"Our role is to support all the parties and indeed to press all the parties to work toward that resolution quickly because obviously the security situation is not one that can be tolerated and it is not one that is being helped by political inaction," she said.
Rice met with Prime Minister Nouri al-Maliki and other officials as the sectarian spiral of revenge killings between Shiites and Sunnis threatened to undermine his government. The tit-for-tat killings have become the deadliest violence in Iraq, with thousands slain in recent months. Shiite and Sunni parties in al-Maliki's coalition accuse each other of backing militias.
Al-Maliki told Iraqi state TV on Thursday that the country is in the final stage of "confronting the security challenge" and that security would be achieved "within the two or three months to come."
Rice said Iraqis must resolve for themselves complex problems such as the division of oil wealth, possible changes to the national constitution and the desire for greater autonomy in various regions of the country.
"Obviously the security side and the political side are linked," she told reporters.
In an interview with the Associated Press, al-Maliki said that once the Iraqis work out their differences, "the political solution must be obligatory, one that all parties adhere to. The presence of parties with militias in the government is not acceptable."

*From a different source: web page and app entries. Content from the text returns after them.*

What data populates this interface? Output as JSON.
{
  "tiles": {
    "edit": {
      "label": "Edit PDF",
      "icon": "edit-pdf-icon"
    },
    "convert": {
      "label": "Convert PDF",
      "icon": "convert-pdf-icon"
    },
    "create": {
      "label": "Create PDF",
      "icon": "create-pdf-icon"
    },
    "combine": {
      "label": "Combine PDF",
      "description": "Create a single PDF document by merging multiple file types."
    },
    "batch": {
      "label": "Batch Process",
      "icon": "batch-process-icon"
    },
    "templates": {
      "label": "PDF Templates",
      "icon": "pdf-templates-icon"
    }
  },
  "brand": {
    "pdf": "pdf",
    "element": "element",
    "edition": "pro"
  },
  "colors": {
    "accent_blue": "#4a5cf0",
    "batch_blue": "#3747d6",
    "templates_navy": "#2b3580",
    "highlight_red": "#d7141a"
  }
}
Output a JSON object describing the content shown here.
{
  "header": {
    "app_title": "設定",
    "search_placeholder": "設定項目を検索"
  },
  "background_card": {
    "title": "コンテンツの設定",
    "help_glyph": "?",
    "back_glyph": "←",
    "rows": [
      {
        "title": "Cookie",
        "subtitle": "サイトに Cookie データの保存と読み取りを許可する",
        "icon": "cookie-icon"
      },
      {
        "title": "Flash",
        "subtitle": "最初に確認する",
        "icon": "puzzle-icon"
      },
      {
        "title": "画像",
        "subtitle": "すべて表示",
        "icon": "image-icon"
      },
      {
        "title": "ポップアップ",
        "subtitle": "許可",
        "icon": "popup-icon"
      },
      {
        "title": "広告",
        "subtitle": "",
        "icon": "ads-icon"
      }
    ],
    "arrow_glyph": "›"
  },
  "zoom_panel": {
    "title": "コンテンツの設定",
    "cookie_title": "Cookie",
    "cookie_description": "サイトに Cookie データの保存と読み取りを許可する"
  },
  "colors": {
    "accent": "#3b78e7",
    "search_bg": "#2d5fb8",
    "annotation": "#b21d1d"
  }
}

Rice described the task as "the ability to get everybody to understand precisely how their interests are going to be represented and how their interests are going to be served in this political process."
Al-Maliki made curbing Baghdad violence his first priority after taking office in the spring, but curfews and other measures have failed to make much difference.
On Monday, al-Maliki announced a new security plan to unite the feuding parties, creating local committees in which Sunnis and Shiites will work together to manage efforts to stop the violence on a district-by-district level.
But contentious details of the plan still must be worked out _ and Shiite and Sunni parties have twice put off negotiations.
"This is, of course, a time of challenge for the Iraqi people," Rice said after a brief meeting with al-Maliki. "They are a committed people and we know they will overcome these challenges."
In addition to meeting al-Maliki and Iraqi President Jalal Talabani, Rice also saw Sunni leaders.
Rice's plane circled the Baghdad airport for 35 minutes before landing Thursday because of a threat from "indirect fire" _ either from mortar rounds or rockets _ in the airport area, State Department spokesman Sean McCormack told reporters.
___
Eds: AP reporter Qassim Abdul-Zahra contributed to this report.


Updated : 2020-12-02 21:06 GMT+08:00